Your instructions » Across the entries, count the lines that include "name" and report only that number.

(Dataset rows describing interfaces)
::::

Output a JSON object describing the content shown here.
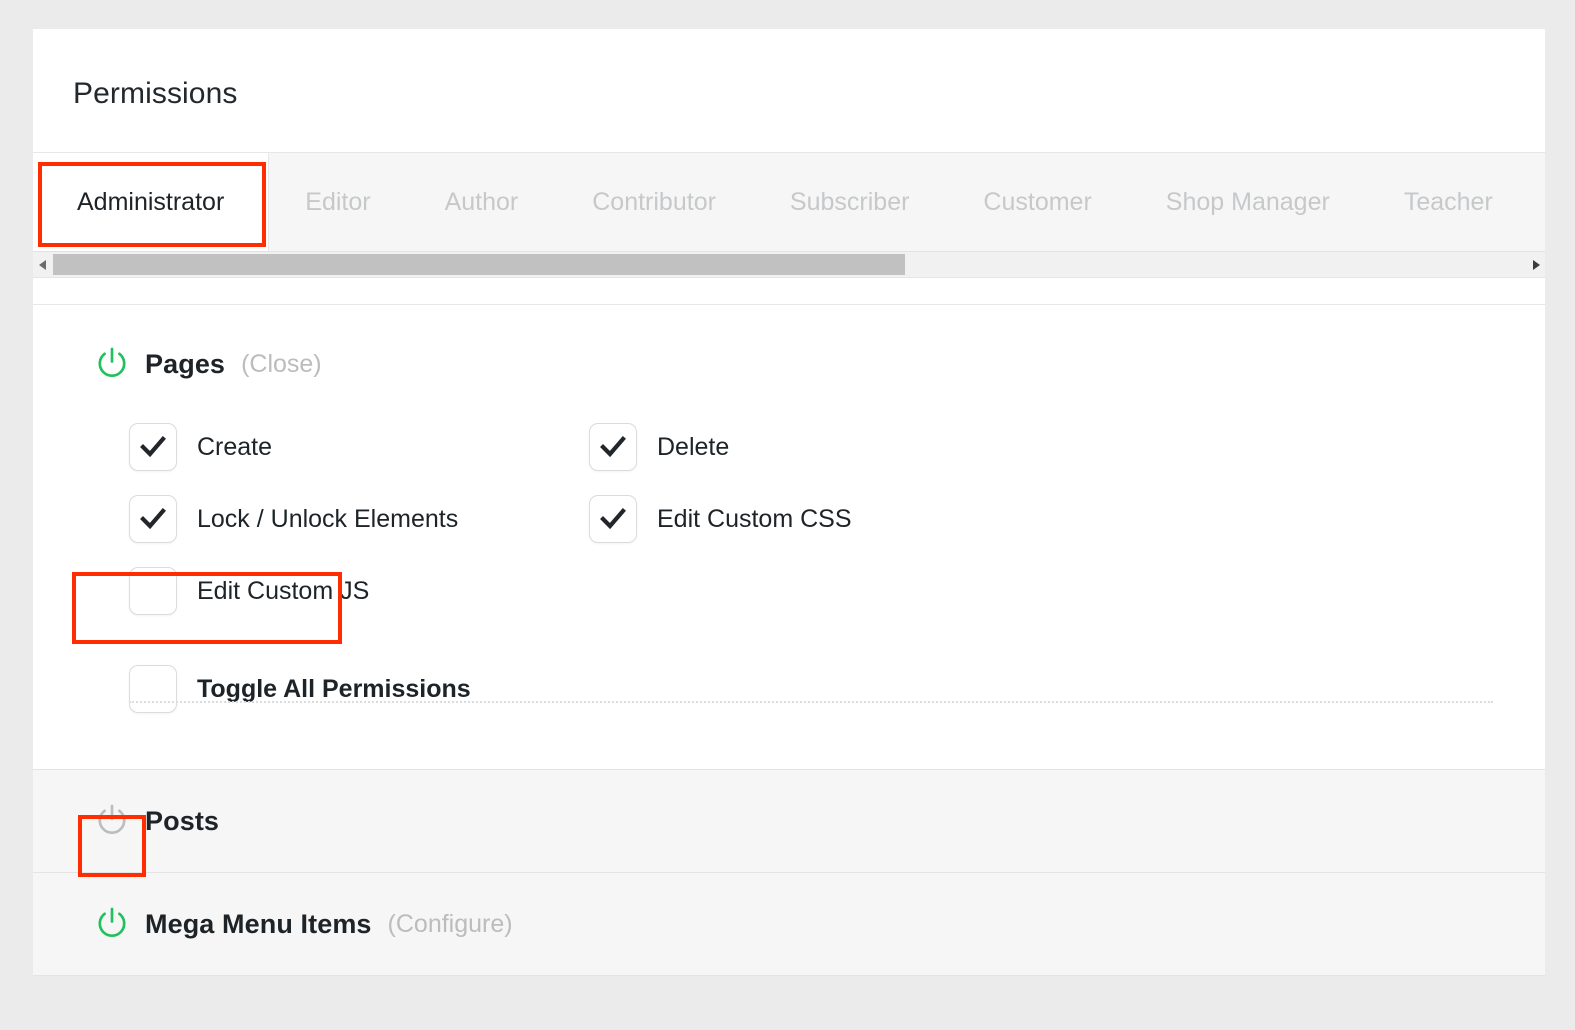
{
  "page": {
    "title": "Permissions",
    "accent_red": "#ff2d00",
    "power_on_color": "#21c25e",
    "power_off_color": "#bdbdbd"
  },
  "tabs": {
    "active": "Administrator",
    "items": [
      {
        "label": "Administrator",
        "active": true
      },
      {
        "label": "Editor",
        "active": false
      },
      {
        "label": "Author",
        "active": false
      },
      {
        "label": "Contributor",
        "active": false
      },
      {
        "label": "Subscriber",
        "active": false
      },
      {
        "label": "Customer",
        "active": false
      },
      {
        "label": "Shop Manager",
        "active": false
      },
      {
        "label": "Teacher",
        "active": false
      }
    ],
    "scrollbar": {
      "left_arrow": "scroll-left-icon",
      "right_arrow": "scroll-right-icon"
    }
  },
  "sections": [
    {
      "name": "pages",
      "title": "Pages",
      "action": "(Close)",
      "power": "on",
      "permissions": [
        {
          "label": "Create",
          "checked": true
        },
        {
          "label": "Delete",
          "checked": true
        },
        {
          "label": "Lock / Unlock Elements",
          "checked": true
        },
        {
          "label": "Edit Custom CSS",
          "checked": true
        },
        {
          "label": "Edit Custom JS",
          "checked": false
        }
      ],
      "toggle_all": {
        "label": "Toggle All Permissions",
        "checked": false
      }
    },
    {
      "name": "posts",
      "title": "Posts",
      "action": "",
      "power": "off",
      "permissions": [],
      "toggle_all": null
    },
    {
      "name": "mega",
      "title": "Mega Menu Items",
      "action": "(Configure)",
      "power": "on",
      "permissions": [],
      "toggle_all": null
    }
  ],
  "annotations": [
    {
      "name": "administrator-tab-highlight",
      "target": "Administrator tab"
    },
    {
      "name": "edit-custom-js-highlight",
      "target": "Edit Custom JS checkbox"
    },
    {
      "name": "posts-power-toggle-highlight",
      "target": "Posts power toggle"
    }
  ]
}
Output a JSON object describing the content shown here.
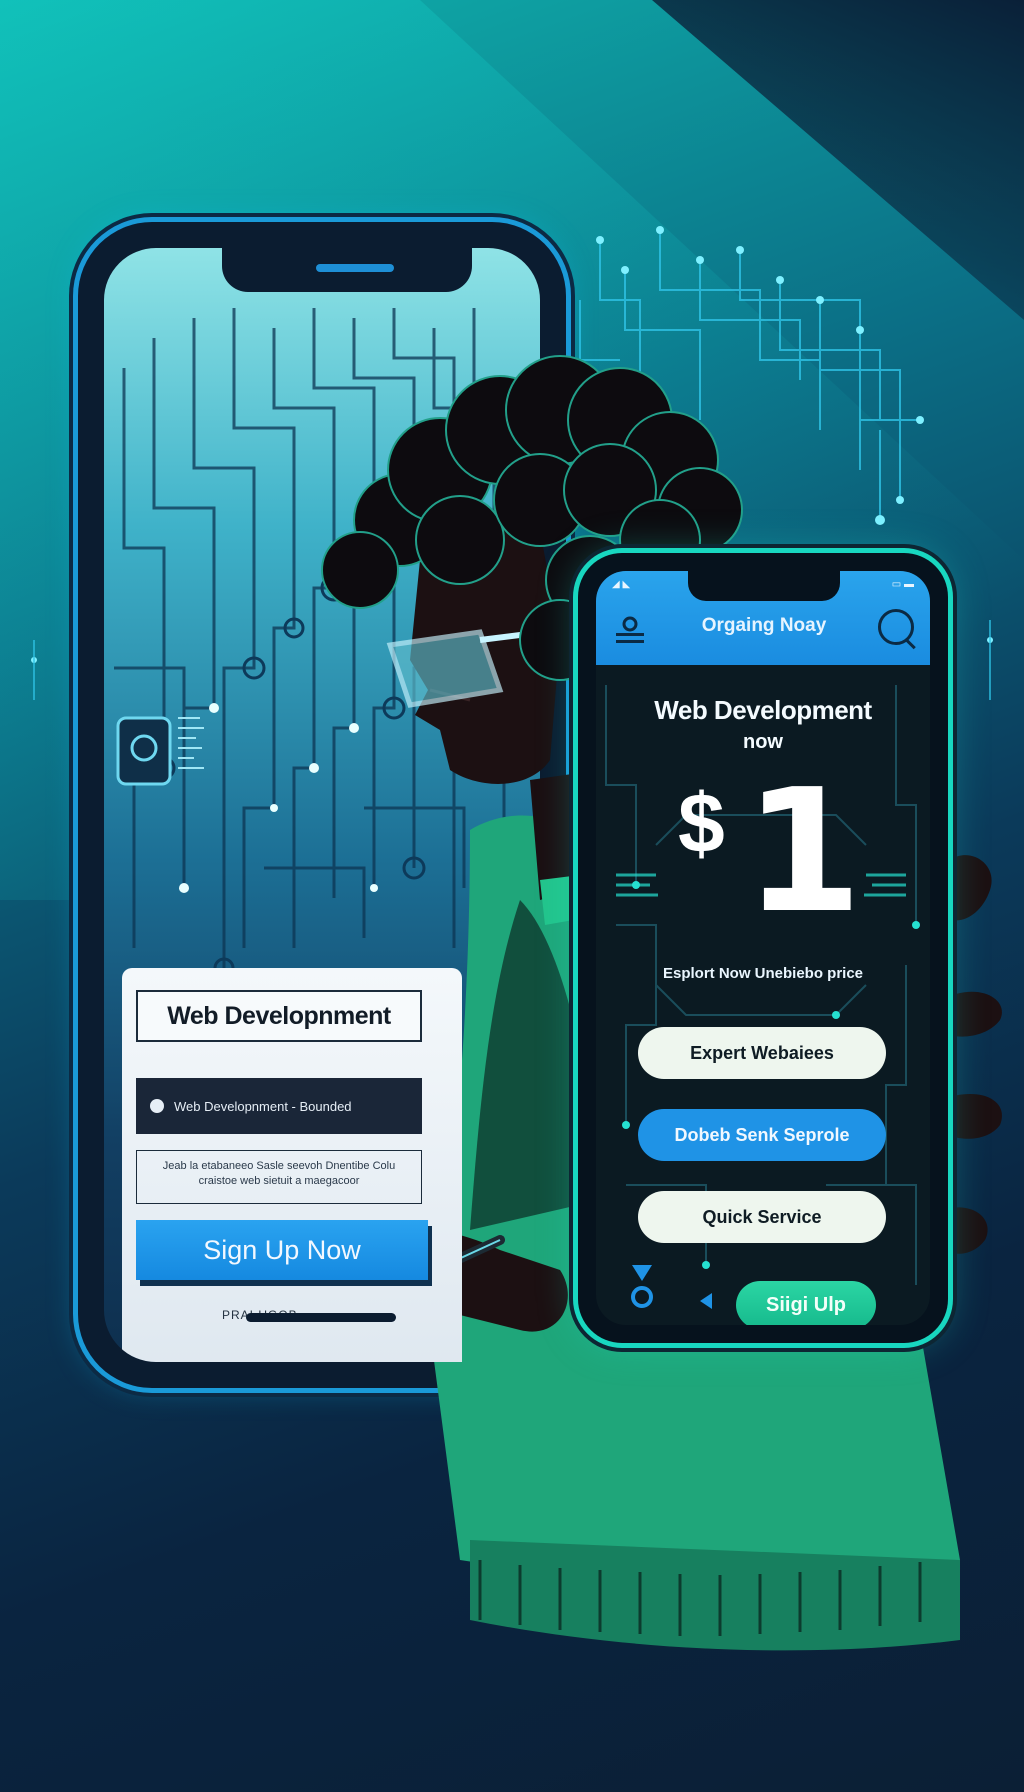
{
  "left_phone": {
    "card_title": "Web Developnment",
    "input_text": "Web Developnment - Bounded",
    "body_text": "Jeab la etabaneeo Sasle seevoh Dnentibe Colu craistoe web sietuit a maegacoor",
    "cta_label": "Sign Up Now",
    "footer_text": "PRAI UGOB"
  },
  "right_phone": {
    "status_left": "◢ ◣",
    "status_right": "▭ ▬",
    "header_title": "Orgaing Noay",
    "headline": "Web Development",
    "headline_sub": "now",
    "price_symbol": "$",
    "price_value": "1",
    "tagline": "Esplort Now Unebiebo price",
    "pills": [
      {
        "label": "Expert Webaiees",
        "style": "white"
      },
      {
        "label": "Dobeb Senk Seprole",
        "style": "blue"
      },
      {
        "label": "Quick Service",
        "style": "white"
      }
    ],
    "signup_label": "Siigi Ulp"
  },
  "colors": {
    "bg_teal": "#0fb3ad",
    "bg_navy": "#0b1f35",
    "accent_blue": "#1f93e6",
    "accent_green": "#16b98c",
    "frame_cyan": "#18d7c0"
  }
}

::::

Response below » 6